#### Dataset records ####

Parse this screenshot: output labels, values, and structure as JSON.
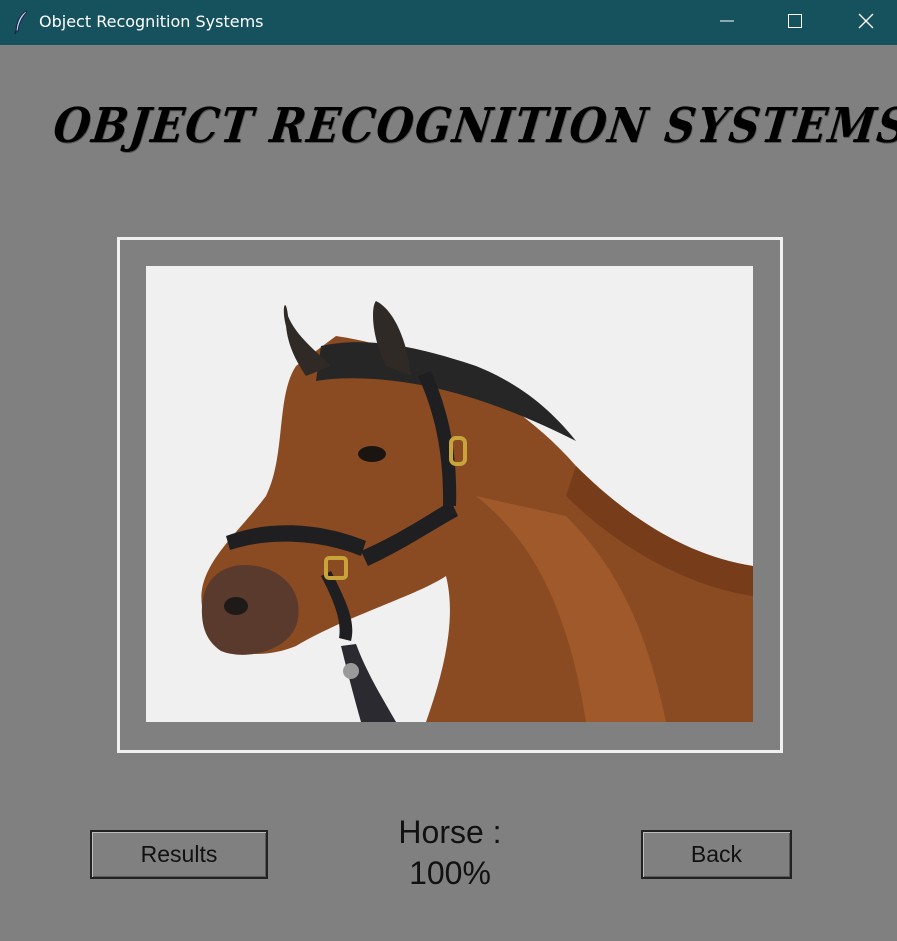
{
  "window": {
    "title": "Object Recognition Systems",
    "icons": {
      "app": "feather-icon",
      "minimize": "minimize-icon",
      "maximize": "maximize-icon",
      "close": "close-icon"
    }
  },
  "heading": "OBJECT RECOGNITION SYSTEMS",
  "image": {
    "subject": "horse"
  },
  "buttons": {
    "results": "Results",
    "back": "Back"
  },
  "result": {
    "label": "Horse :",
    "confidence": "100%"
  },
  "colors": {
    "titlebar": "#16525e",
    "background": "#808080",
    "frame": "#f0f0f0"
  }
}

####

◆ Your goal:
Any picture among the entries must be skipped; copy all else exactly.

◆ Reply:
Parse this screenshot: output labels, values, and structure as JSON.
{
  "window": {
    "title": "Object Recognition Systems",
    "icons": {
      "app": "feather-icon",
      "minimize": "minimize-icon",
      "maximize": "maximize-icon",
      "close": "close-icon"
    }
  },
  "heading": "OBJECT RECOGNITION SYSTEMS",
  "image": {
    "subject": "horse"
  },
  "buttons": {
    "results": "Results",
    "back": "Back"
  },
  "result": {
    "label": "Horse :",
    "confidence": "100%"
  },
  "colors": {
    "titlebar": "#16525e",
    "background": "#808080",
    "frame": "#f0f0f0"
  }
}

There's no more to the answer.